Seven Big East titles for Big John. Three Final Fours. The 1984 championship. A bronze in the 1988 Olympics. His resume speaks for the record books.
Yet his legacy is more than what is engraved on hardware or etched in history.
“He helped me grow,” current Georgetown coach Patrick Ewing commented for a man who coached his boys in more than just basketball. Taking Iverson under his wing and showing him the right way and not just in how to play. All so he could be Iverson the player and Allen the man. The Answer didn’t just make the right choice between the gridiron or the hardwood.
“He gave me a chance, saved my life.”
You’ve got to feel for Chuck this year, like Dwayne Wade hugging him.
Our thoughts are with John Thompson’s family, friends and honour roll of players.
He entered the Hall in 1999, but years before he walked down that corridor he opened the doors for many minority coaches. The game literally looks different today because of this man. John made sure minorities mattered.
Thompson first black coach to win NCAA championship
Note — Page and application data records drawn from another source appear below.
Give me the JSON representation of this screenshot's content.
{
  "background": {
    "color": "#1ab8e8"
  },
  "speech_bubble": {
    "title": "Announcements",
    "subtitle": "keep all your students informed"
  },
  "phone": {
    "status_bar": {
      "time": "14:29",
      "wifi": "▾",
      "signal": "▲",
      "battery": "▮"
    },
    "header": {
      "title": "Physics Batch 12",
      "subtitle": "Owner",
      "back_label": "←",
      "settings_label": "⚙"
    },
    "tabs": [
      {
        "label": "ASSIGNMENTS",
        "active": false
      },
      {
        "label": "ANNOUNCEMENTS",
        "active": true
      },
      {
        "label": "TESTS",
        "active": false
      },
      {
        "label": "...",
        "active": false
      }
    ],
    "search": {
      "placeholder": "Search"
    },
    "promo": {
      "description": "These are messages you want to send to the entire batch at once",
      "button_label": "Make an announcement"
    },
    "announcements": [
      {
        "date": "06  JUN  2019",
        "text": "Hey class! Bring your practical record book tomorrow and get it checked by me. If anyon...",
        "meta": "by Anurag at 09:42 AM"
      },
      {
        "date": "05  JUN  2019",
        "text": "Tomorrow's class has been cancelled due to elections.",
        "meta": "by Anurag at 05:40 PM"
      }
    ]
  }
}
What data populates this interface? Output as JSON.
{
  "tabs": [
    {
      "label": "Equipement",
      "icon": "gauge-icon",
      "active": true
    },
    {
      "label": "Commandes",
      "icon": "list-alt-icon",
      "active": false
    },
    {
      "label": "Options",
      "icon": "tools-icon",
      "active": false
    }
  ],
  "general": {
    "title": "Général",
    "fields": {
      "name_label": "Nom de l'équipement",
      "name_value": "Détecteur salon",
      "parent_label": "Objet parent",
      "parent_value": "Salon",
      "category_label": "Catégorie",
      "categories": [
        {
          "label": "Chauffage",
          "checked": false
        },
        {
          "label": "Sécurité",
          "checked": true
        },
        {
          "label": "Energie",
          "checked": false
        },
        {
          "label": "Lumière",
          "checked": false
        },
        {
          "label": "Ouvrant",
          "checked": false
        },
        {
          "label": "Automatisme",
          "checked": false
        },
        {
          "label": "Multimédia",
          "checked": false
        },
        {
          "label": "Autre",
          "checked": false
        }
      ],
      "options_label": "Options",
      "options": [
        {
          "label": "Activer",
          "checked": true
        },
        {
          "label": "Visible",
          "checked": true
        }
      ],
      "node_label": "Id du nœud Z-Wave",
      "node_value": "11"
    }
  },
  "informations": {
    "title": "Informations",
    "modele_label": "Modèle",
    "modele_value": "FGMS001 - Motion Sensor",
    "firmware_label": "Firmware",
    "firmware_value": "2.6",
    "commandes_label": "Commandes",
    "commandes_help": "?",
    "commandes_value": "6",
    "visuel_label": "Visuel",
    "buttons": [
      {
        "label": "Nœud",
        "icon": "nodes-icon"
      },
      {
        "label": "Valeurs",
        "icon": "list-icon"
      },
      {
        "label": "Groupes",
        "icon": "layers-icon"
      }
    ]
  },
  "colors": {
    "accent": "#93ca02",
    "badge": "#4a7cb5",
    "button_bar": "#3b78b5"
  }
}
His ’84 NCAA championship run was historic in more ways than one. It was the first by a Black head coach. We stand corrected. B.I.G. John kicked in that door.
This year everyone in the NBA and WNBA have taken a knee, protested and boycotted all the racist killings that have taken place because like the hardwood courts say, and the ones of justice should, Black Lives Matter. Back in 1989, Thompson had already been making his stand in statement. Walking off the court against Boston College to protest Proposition 48, something that would ban ineligible academics from receiving scholarships.
Thompson, in an NCAA that still makes money off boys, but refuses to even break them off a bit of bread, was always about his players.
“I’ve done this because, out of frustration, you’re limited in your options of what you can do in response to something I felt was very wrong,” he said.
Oh, how those words could have been said yesterday and ring so true now.
John Thompson Jr. was a pioneer. A before-his-time original. He led Providence as a player to a divine title in 1963. A captain then. Always a leader. Even when he backed up Bill Russell for the ultimate one in him and the cigar smoke of Red Auerbach’s Boston Celtics in, of course, the championship years of ’65 and ’66.
Always a winner.
After his green day and with the Red influence, Thompson headed for the coaching ranks after two years in the NBA, where he led the Hoyas to their first NCAA tournament run in 32 years.
The rest, they say, is history. His hardwood history.
Thank you, Coach.